_Required work_: Filter the data below, keeping only lines that contain "code".

####################

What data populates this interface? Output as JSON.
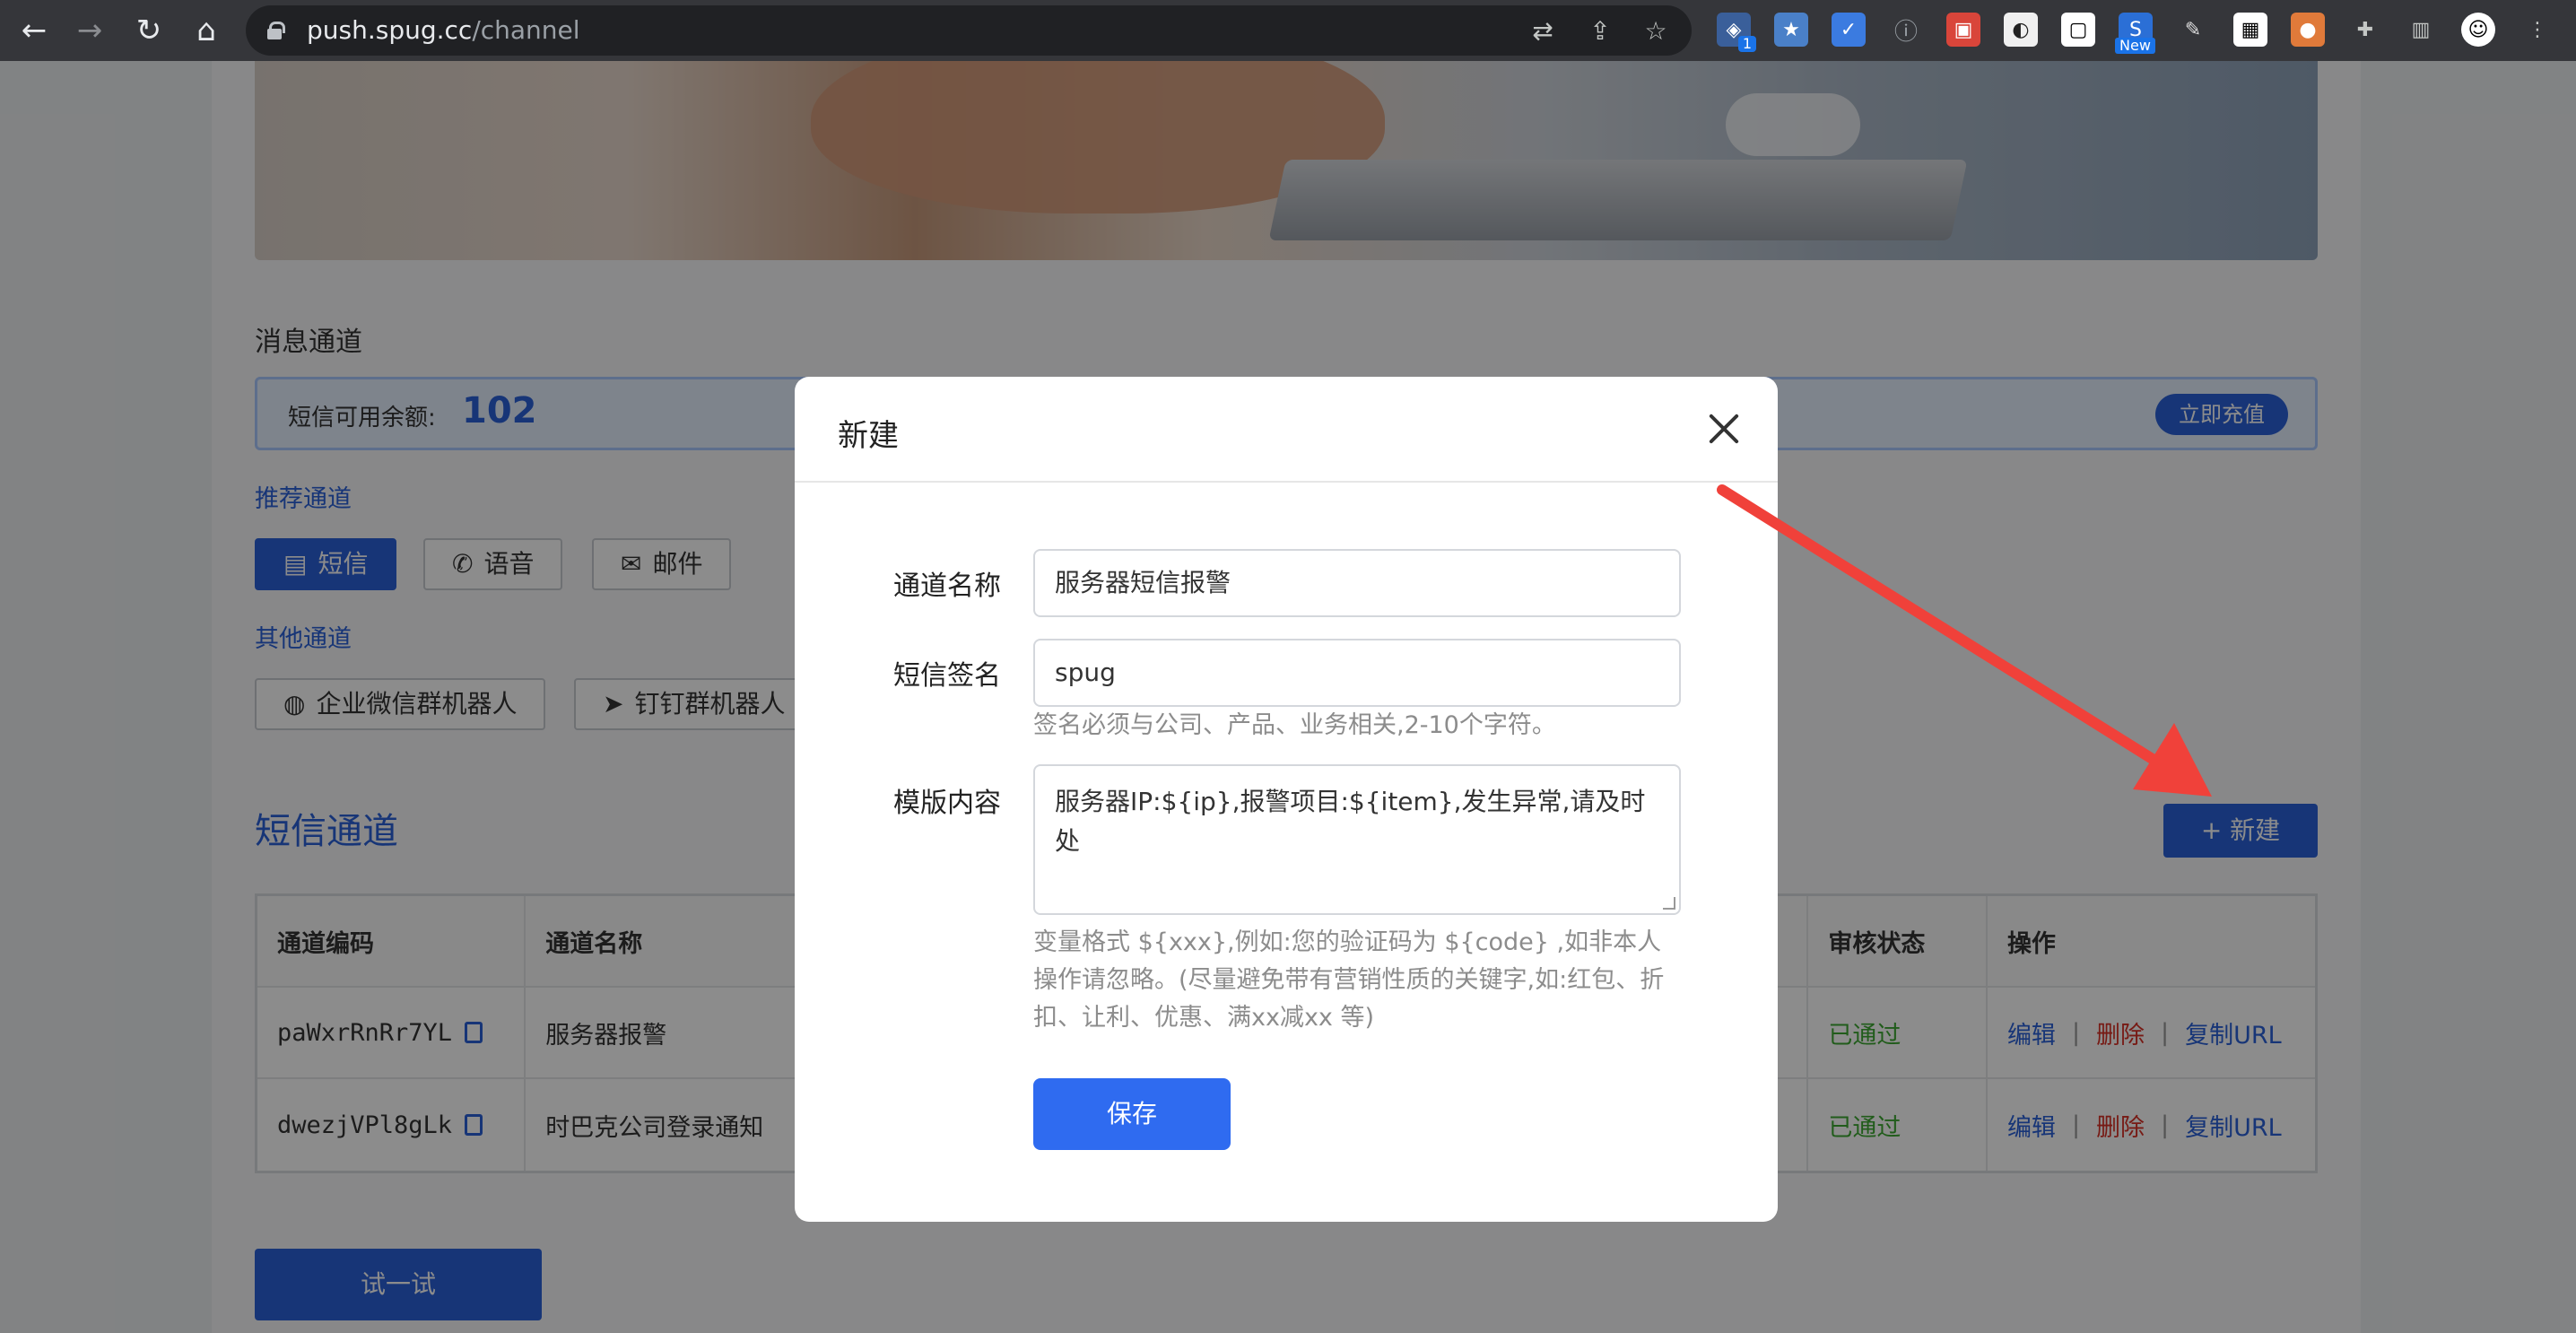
{
  "browser": {
    "url_host": "push.spug.cc",
    "url_path": "/channel",
    "ext_badge_count": "1",
    "ext_new_label": "New"
  },
  "page": {
    "section_title": "消息通道",
    "balance_label": "短信可用余额:",
    "balance_value": "102",
    "recharge_label": "立即充值",
    "recommended_label": "推荐通道",
    "recommended_channels": [
      "短信",
      "语音",
      "邮件"
    ],
    "other_label": "其他通道",
    "other_channels": [
      "企业微信群机器人",
      "钉钉群机器人"
    ],
    "sms_channel_title": "短信通道",
    "new_button_label": "+ 新建",
    "try_button_label": "试一试",
    "table": {
      "headers": [
        "通道编码",
        "通道名称",
        "审核状态",
        "操作"
      ],
      "rows": [
        {
          "code": "paWxrRnRr7YL",
          "name": "服务器报警",
          "status": "已通过"
        },
        {
          "code": "dwezjVPl8gLk",
          "name": "时巴克公司登录通知",
          "status": "已通过"
        }
      ],
      "actions": {
        "edit": "编辑",
        "delete": "删除",
        "copy_url": "复制URL",
        "separator": "|"
      }
    }
  },
  "modal": {
    "title": "新建",
    "fields": {
      "name_label": "通道名称",
      "name_value": "服务器短信报警",
      "sign_label": "短信签名",
      "sign_value": "spug",
      "sign_help": "签名必须与公司、产品、业务相关,2-10个字符。",
      "template_label": "模版内容",
      "template_value": "服务器IP:${ip},报警项目:${item},发生异常,请及时处",
      "template_help": "变量格式 ${xxx},例如:您的验证码为 ${code} ,如非本人操作请忽略。(尽量避免带有营销性质的关键字,如:红包、折扣、让利、优惠、满xx减xx 等)"
    },
    "save_label": "保存"
  },
  "colors": {
    "primary": "#2b62d9",
    "save": "#2f6bf0",
    "success": "#3da832",
    "danger": "#d93026",
    "arrow": "#f0413a"
  }
}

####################

_Completed task_:
          "code": "paWxrRnRr7YL",
          "code": "dwezjVPl8gLk",
      "template_help": "变量格式 ${xxx},例如:您的验证码为 ${code} ,如非本人操作请忽略。(尽量避免带有营销性质的关键字,如:红包、折扣、让利、优惠、满xx减xx 等)"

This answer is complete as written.